WHEN WILLIAM REHNQUIST WAS CONFIRMED
as the 16th Chief Justice of the U.S. in 1986, TIME noted that he "received only grudging approval from the U.S. Senate." Almost twenty years later, as he neared the end of his career, we wrote, "the court he led is likely to be remembered as one of the most influential in American history." Some highlights from our coverage of Rehnquist's years on the U.S. Supreme Court:
At a time when President Nixon's nominations for the Supreme Court were still totally unknown, somebody asked Assistant Attorney General William Rehnquist whether he thought he had any chance of getting the job. None at all, Rehnquist said with a smile, 'because I'm not from the South, I'm not a woman, and I'm not mediocre.'
From The President's Two Nominees
Nov. 1, 1971
When William Rehnquist was appointed to the Supreme Court by Richard Nixon in 1971, he believed that the court was 'heeling' to the left and felt obliged, as he later put it, 'to lean the other way.'
From Reagan's Mr. Right
By Evan Thomas
Jun. 30, 1986
Rehnquist and Scalia, though no banner carriers for strict construction or intent, stand foursquare for judicial restraint. In fact, Rehnquist has written that the concentration of power in the Supreme Court strikes him as 'basically unhealthy,' a usurping of the legislative process.
From Radicals in Conservative Garb
By Ezra Bowen
Aug. 11, 1986
Last week's confirmation hearings must have seemed an all-too-familiar nightmare to William Rehnquist, President Reagan's nominee to be Chief Justice, who first went through this particular mill in 1971 when he was initially nominated to the Supreme Court.
From Through the Wringer
By Amy Wilentz
Aug. 11, 1986
The new majority, led by Chief Justice William Rehnquist, has been building in slow motion. In the early 1970s, during Rehnquist's first few terms on what was still a liberal-leaning bench, he was so isolated that his clerks took to calling him the Lone Ranger.
From Justice Right Face!
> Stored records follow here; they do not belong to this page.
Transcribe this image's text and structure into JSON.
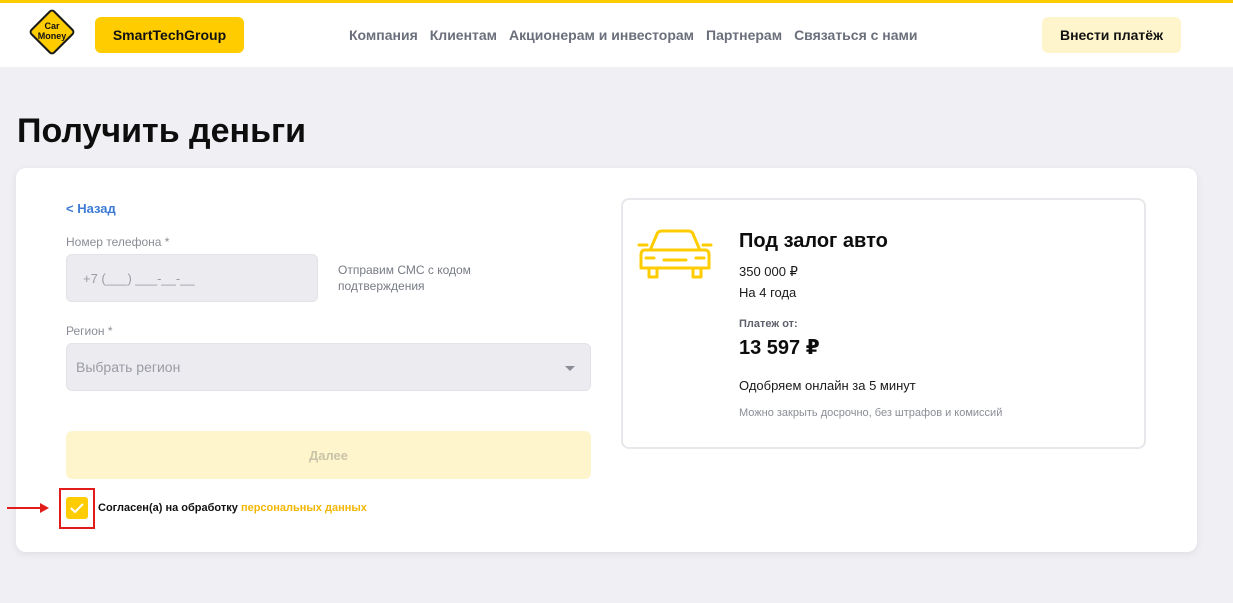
{
  "header": {
    "logo_text_line1": "Car",
    "logo_text_line2": "Money",
    "brand_badge": "SmartTechGroup",
    "nav": [
      "Компания",
      "Клиентам",
      "Акционерам и инвесторам",
      "Партнерам",
      "Связаться с нами"
    ],
    "pay_button": "Внести платёж"
  },
  "page": {
    "title": "Получить деньги"
  },
  "form": {
    "back_label": "< Назад",
    "phone_label": "Номер телефона *",
    "phone_placeholder": "+7  (___) ___-__-__",
    "sms_note": "Отправим СМС с кодом подтверждения",
    "region_label": "Регион *",
    "region_placeholder": "Выбрать регион",
    "next_button": "Далее",
    "consent_text": "Согласен(а) на обработку ",
    "consent_link": "персональных данных",
    "consent_checked": true
  },
  "offer": {
    "icon": "car-icon",
    "title": "Под залог авто",
    "amount": "350 000 ₽",
    "term": "На 4 года",
    "payment_label": "Платеж от:",
    "payment_value": "13 597 ₽",
    "approval": "Одобряем онлайн за 5 минут",
    "early_repay": "Можно закрыть досрочно, без штрафов и комиссий"
  },
  "colors": {
    "accent": "#ffcc00",
    "link": "#3d7bd6",
    "highlight": "#e21b1b"
  }
}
By Richard Lacayo
Jul. 1, 1991
Whenever Rehnquist departs, he can do it in the knowledge that the court he led is likely to be remembered as one of the most influential in American history--and not just because of the 5-4 ruling in Gore v. Bush that effectively gave the 2000 election to the man who lost the popular vote.
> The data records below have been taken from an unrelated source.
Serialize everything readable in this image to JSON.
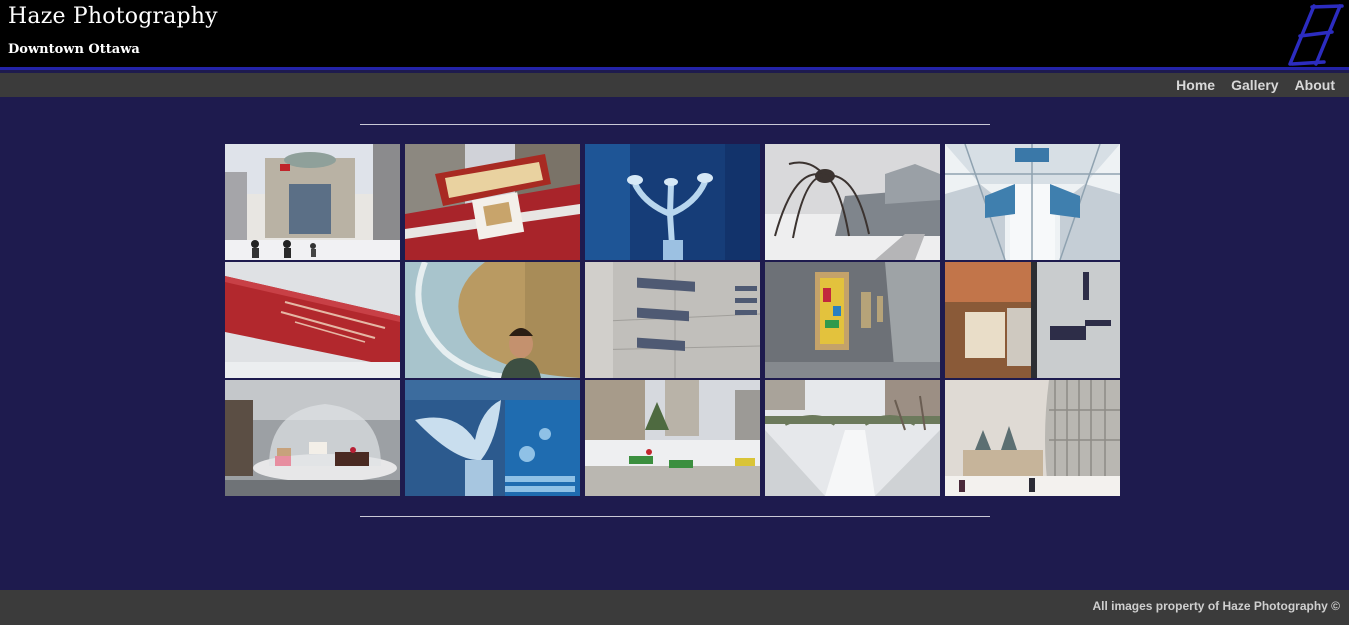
{
  "header": {
    "title": "Haze Photography",
    "subtitle": "Downtown Ottawa",
    "logo_icon": "italic-h-logo",
    "accent_color": "#2323a8"
  },
  "nav": {
    "items": [
      {
        "label": "Home"
      },
      {
        "label": "Gallery"
      },
      {
        "label": "About"
      }
    ]
  },
  "gallery": {
    "photos": [
      {
        "subject": "city-hall-plaza-photo"
      },
      {
        "subject": "beavertails-sign-photo"
      },
      {
        "subject": "ice-sculpture-blue-photo"
      },
      {
        "subject": "maman-spider-national-gallery-photo"
      },
      {
        "subject": "glass-atrium-ceiling-photo"
      },
      {
        "subject": "national-gallery-ticket-photo"
      },
      {
        "subject": "man-in-curved-wall-photo"
      },
      {
        "subject": "european-american-galleries-sign-photo"
      },
      {
        "subject": "gallery-paintings-wall-photo"
      },
      {
        "subject": "cafe-des-beaux-arts-photo"
      },
      {
        "subject": "macarons-cake-dome-photo"
      },
      {
        "subject": "winterlude-ice-sculpture-photo"
      },
      {
        "subject": "skating-rink-city-photo"
      },
      {
        "subject": "rideau-canal-bridge-photo"
      },
      {
        "subject": "chateau-laurier-winter-photo"
      }
    ]
  },
  "footer": {
    "text": "All images property of Haze Photography ©"
  },
  "colors": {
    "background": "#1e1b4e",
    "header": "#000000",
    "bar": "#3b3b3b"
  }
}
From How Rehnquist Changed America
By Richard Lacayo and Viveca Novak
Jun. 30, 2003
Gallery: The Rehnquist Court's Biggest Decisions
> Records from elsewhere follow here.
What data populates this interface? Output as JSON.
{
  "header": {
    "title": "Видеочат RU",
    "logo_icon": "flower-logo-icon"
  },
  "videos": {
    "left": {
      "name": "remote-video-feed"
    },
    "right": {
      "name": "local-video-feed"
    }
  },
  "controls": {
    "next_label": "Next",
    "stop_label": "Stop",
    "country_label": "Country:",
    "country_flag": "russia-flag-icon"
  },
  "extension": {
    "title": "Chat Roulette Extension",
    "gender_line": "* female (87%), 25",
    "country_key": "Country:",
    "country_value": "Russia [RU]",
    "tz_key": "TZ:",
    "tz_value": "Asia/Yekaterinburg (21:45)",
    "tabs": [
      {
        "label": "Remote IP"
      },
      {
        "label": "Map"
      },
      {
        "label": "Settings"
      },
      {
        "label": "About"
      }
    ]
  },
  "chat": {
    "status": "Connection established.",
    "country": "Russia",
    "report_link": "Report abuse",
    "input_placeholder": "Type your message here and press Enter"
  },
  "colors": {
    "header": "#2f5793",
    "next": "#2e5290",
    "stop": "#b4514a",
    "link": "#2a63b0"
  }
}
Rehnquist—who missed five months of the term while being treated for thyroid cancer—gaveled the courtroom closed until early October without mentioning a word about the retirement that many court-watchers had been expecting.
From Rehnquist Throws Down The Gavel, But Not The Towel
By Viveca Novak
Jun. 27, 2005
His spare and often brilliant reasoning didn't ignite the conservative revolution that some predicted, but with the help of a new crop of like-minded colleagues, it did bring a generation of liberal activism on the court to an end.
From William Rehnquist: 1924-2005
By John Cloud
Sep. 04, 2005